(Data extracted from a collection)
+-------+

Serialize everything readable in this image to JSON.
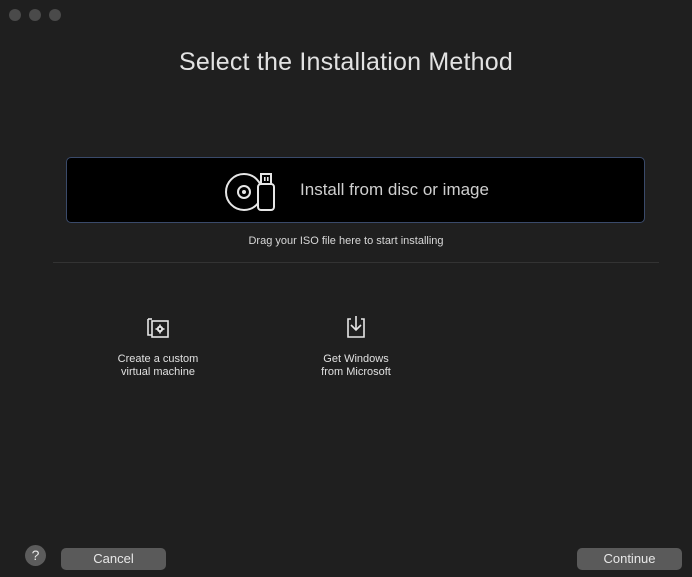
{
  "window": {
    "title": "Select the Installation Method"
  },
  "disc_option": {
    "label": "Install from disc or image",
    "icon": "disc-usb-icon"
  },
  "drag_hint": "Drag your ISO file here to start installing",
  "options": [
    {
      "label": "Create a custom\nvirtual machine",
      "icon": "custom-vm-icon"
    },
    {
      "label": "Get Windows\nfrom Microsoft",
      "icon": "download-icon"
    }
  ],
  "footer": {
    "help_label": "?",
    "cancel_label": "Cancel",
    "continue_label": "Continue"
  },
  "colors": {
    "background": "#1f1f1f",
    "disc_box_background": "#000000",
    "disc_box_border": "#3a4a6a",
    "button_background": "#5a5a5a"
  }
}
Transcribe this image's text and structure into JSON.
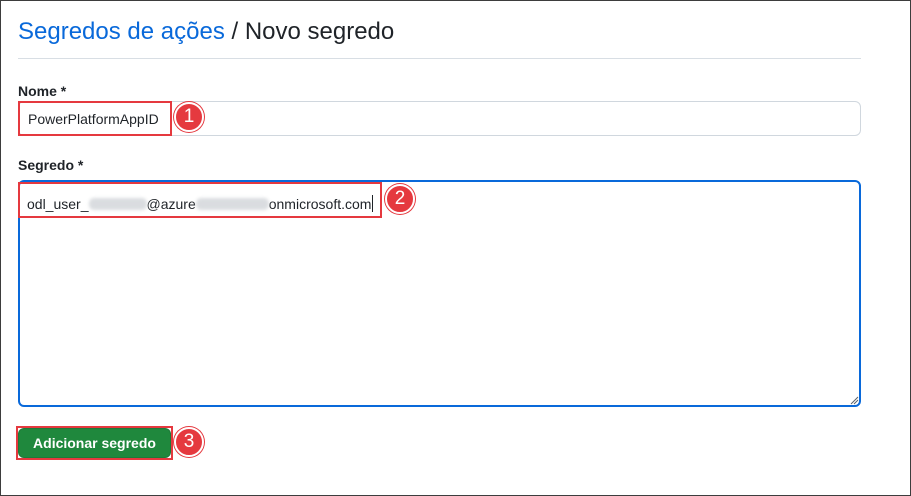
{
  "header": {
    "breadcrumb_link": "Segredos de ações",
    "separator": " / ",
    "current": "Novo segredo"
  },
  "form": {
    "name_label": "Nome *",
    "name_value": "PowerPlatformAppID",
    "secret_label": "Segredo *",
    "secret_value": {
      "part1": "odl_user_",
      "part2": "@azure",
      "part3": "onmicrosoft.com"
    },
    "submit_label": "Adicionar segredo"
  },
  "annotations": {
    "step1": "1",
    "step2": "2",
    "step3": "3"
  },
  "colors": {
    "link": "#0969da",
    "primary_button": "#1f883d",
    "annotation": "#e5393f",
    "focus_border": "#0969da"
  }
}
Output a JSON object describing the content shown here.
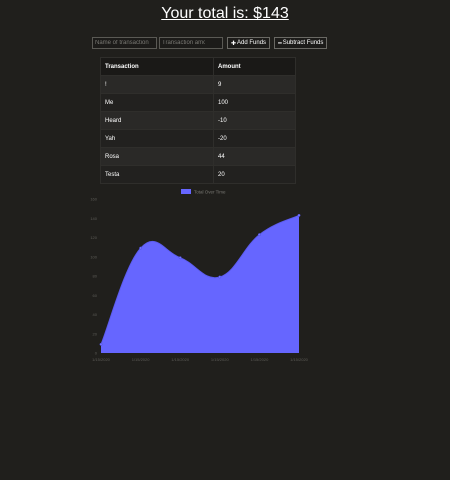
{
  "header": {
    "total_label": "Your total is: $143"
  },
  "form": {
    "name_placeholder": "Name of transaction",
    "amount_placeholder": "Transaction amount",
    "add_label": "Add Funds",
    "subtract_label": "Subtract Funds",
    "add_icon": "plus-icon",
    "subtract_icon": "minus-icon"
  },
  "table": {
    "headers": [
      "Transaction",
      "Amount"
    ],
    "rows": [
      {
        "name": "!",
        "amount": "9"
      },
      {
        "name": "Me",
        "amount": "100"
      },
      {
        "name": "Heard",
        "amount": "-10"
      },
      {
        "name": "Yah",
        "amount": "-20"
      },
      {
        "name": "Rosa",
        "amount": "44"
      },
      {
        "name": "Testa",
        "amount": "20"
      }
    ]
  },
  "chart_data": {
    "type": "area",
    "legend": "Total Over Time",
    "legend_position": "top",
    "x": [
      "1/15/2020",
      "1/15/2020",
      "1/15/2020",
      "1/15/2020",
      "1/15/2020",
      "1/15/2020"
    ],
    "series": [
      {
        "name": "Total Over Time",
        "values": [
          9,
          109,
          99,
          79,
          123,
          143
        ]
      }
    ],
    "yticks": [
      0,
      20,
      40,
      60,
      80,
      100,
      120,
      140,
      160
    ],
    "ylim": [
      0,
      160
    ],
    "fill_color": "#6666ff",
    "grid": false
  }
}
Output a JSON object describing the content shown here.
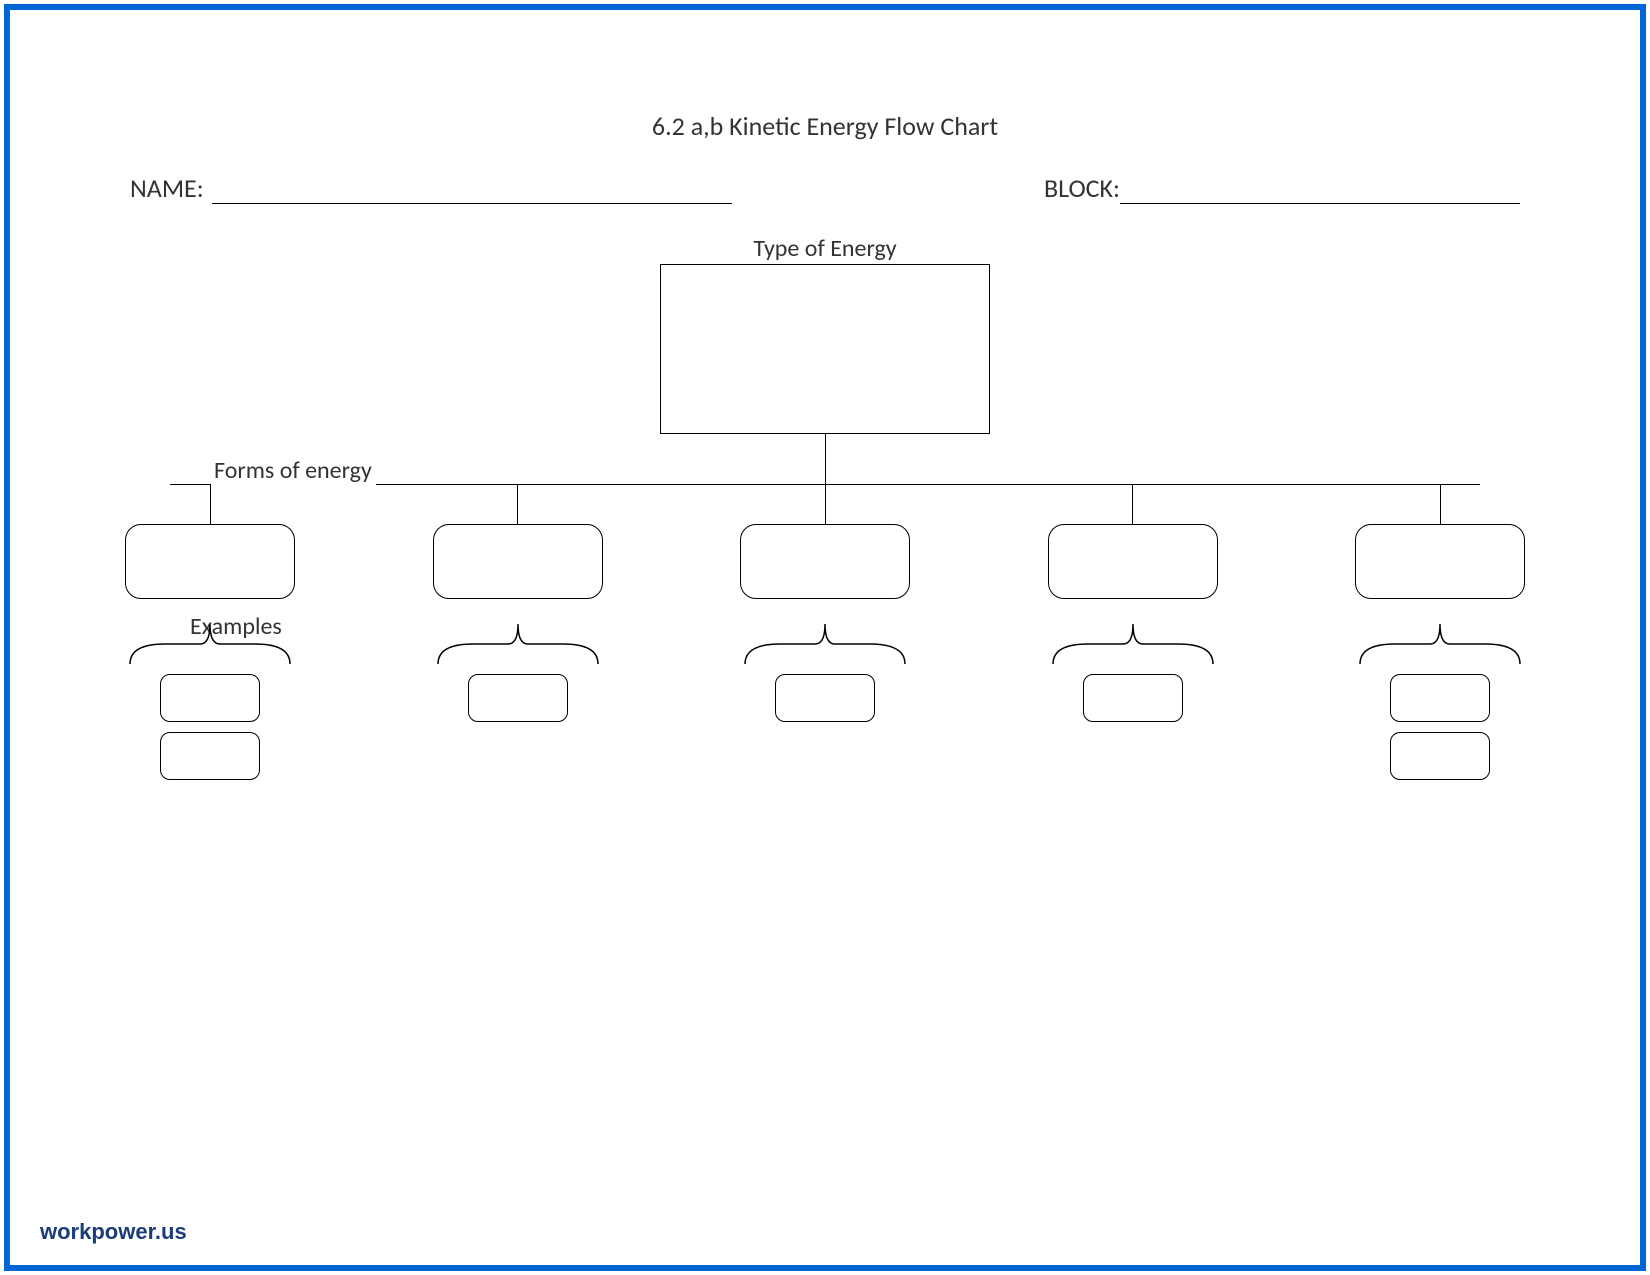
{
  "title": "6.2 a,b Kinetic Energy Flow Chart",
  "labels": {
    "name": "NAME:",
    "block": "BLOCK:",
    "type_of_energy": "Type of Energy",
    "forms_of_energy": "Forms of energy",
    "examples": "Examples"
  },
  "branches": [
    {
      "examples_count": 2
    },
    {
      "examples_count": 1
    },
    {
      "examples_count": 1
    },
    {
      "examples_count": 1
    },
    {
      "examples_count": 2
    }
  ],
  "watermark": "workpower.us"
}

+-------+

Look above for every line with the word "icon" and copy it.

Output of the task:
    "icon": "disc-usb-icon"
      "icon": "custom-vm-icon"
      "icon": "download-icon"
    "add_icon": "plus-icon",
    "subtract_icon": "minus-icon"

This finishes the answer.